How to choose a Servlet-Engine?


Web tier: servlets, JSP, Web frameworks: How to choose a Servlet-Engine?

  1. How to choose a Servlet-Engine? (3 messages)

    I need to choose a servlet-engine for my company.

    I looked at the popular servlet-engines sites (Tomcat, JRun, IPlanet) but could not find any real difference between them.

    What features are there that makes one servlet-engine better that the other? I mean except the ususal marketing stuff (better performance, better clustering etc.).

    Threaded Messages (3)

  2. How to choose a Servlet-Engine?[ Go to top ]

    As far as i have seen the differences are:
    - The marketing stuff (sometimes it DOES make a difference)
    - The price ;)
    - Support by vendor (if you buy a commercial product, you usually get support)

    I recommend tomcat, great servlet engine, runs on apache wich is a great webserver and the best part: it`s open-source ;), but hey, that`s just imho.

    Good luck,

  3. How to choose a Servlet-Engine?[ Go to top ]

    of course you won't find much difference; they must all adhere and function to an API spec. for example, in servlet 2.2/jsp 1.1, the jsp:include tag is bugged and you must set flush to true. (<jsp:include page="target" flush="true" />)

    a vendor can easily fix it and then advertise, 'yeah, we fixed the flush bug, use our engine', but that would mean losing compatibility with everyone else conforming to the 'buggy' standard.

    choosing a servlet engine really depends on a lot of other factors. if your infrastructure has a development server, then i'd go with tomcat because it is THE STANDARD. everyone else must conform to tomcat's servlet api in order to claim that they support a certain api version. tomcat 3.x.x supports servlet 2.2/jsp 1.1 whereas tomcat 4.x.x supports servlet 2.3/jsp 1.2

    when choosing an alternative, you are really looking for A LOT of factors and some research may be required... here's some common questions that you should ask yourself, or your company

    1) Do we need EJBs?

    JRun, for example, has 3 different versions of its product ranging from strictly a web container to a fully equipped application server

    2) Are we going to be using proprietary tools?

    People complain that "j2ee isn't a reality because my websphere stuff won't run on jboss" or something like that.
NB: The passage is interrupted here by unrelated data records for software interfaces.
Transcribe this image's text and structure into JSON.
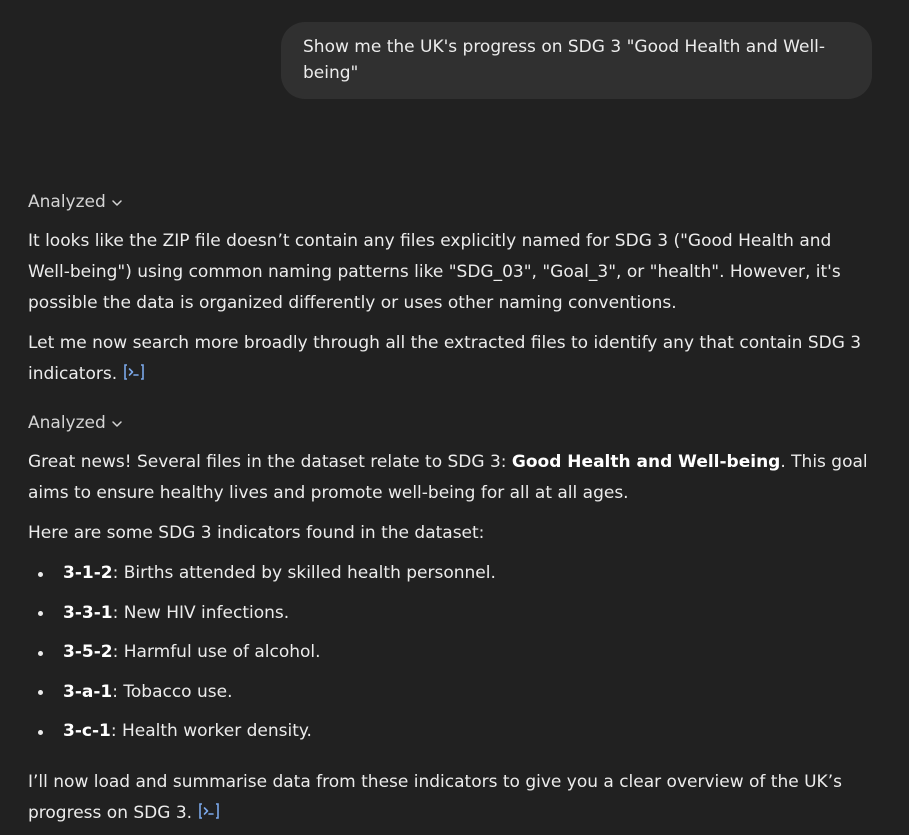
{
  "user_message": {
    "line1": "Show me the UK's progress on SDG 3 \"Good Health and Well-",
    "line2": "being\""
  },
  "assistant": {
    "analyzed_label_1": "Analyzed",
    "para1": "It looks like the ZIP file doesn’t contain any files explicitly named for SDG 3 (\"Good Health and Well-being\") using common naming patterns like \"SDG_03\", \"Goal_3\", or \"health\". However, it's possible the data is organized differently or uses other naming conventions.",
    "para2": "Let me now search more broadly through all the extracted files to identify any that contain SDG 3 indicators.",
    "analyzed_label_2": "Analyzed",
    "para3_prefix": "Great news! Several files in the dataset relate to SDG 3: ",
    "para3_bold": "Good Health and Well-being",
    "para3_suffix": ". This goal aims to ensure healthy lives and promote well-being for all at all ages.",
    "para4": "Here are some SDG 3 indicators found in the dataset:",
    "indicators": [
      {
        "code": "3-1-2",
        "desc": ": Births attended by skilled health personnel."
      },
      {
        "code": "3-3-1",
        "desc": ": New HIV infections."
      },
      {
        "code": "3-5-2",
        "desc": ": Harmful use of alcohol."
      },
      {
        "code": "3-a-1",
        "desc": ": Tobacco use."
      },
      {
        "code": "3-c-1",
        "desc": ": Health worker density."
      }
    ],
    "para5": "I’ll now load and summarise data from these indicators to give you a clear overview of the UK’s progress on SDG 3."
  },
  "colors": {
    "background": "#212121",
    "user_bubble": "#303030",
    "text": "#ececec",
    "code_icon": "#7aa7e8"
  },
  "icons": {
    "analyzed_chevron": "chevron-down-icon",
    "code_link": "code-interpreter-icon"
  }
}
As nice as it is for vendors to provide tools, it's your fault for adopting them =p. however, a lot of vendors provide some extremely nice tag libraries and utilities, so that may be a deciding factor

    3) Is the server easy to maintain?

    JRun has one of the slickest interfaces to maintain the server. iPlanet has a pretty nice interface also. I like editing my xml configuration files with vi so i don't really care. however, being able to manage the server remotely through a gui is very attractive.

    4) How much money can I afford?

    Even if you had a lot of money, don't buy stuff you don't need. There's a lot of funky pricing methods (i.e. per cpu, per MHz, etc.) and sometimes, products are overpriced for features you may never use. Just be wary of your spending so you know what you're getting

    5) What kind of licensing can we get?

    This is related to #4, but it's worth deciding on a 'engine' for its licensing scheme. For example, Orion is free for non profit organizations so I can use it in production.

    6) Is the product here to stay?

    Don't use a product made by a company that may go out of business tomorrow. When a company goes out of business, there will be no future upgrades and support.

    7) Who else is using it?

    This is a small deciding factor, but you can use it to gauge the quality and benefit of using the product...

    there's a whole lot more. just be smart and do your research.

    I'd recommend the following:

    Orion - free for educational and non-profit orgs, really easy to update, great performance, oracle uses orion at its core

    JRun - great management system, multiple versions (standard, pro, enterprise), good performance

    JBoss - free, open source

    Tomcat - free, open source, THE STANDARD! =p

    the big boys such as bea and ibm are waay to expensive for where i work, but have many benefits as well. again, do your research and you'll be fine.
  4. How to choose a Servlet-Engine?[ Go to top ]

    Check out the new HP Application Server, its free, J2EE compliant and very scalable.

    Also check out the review here on theserverside: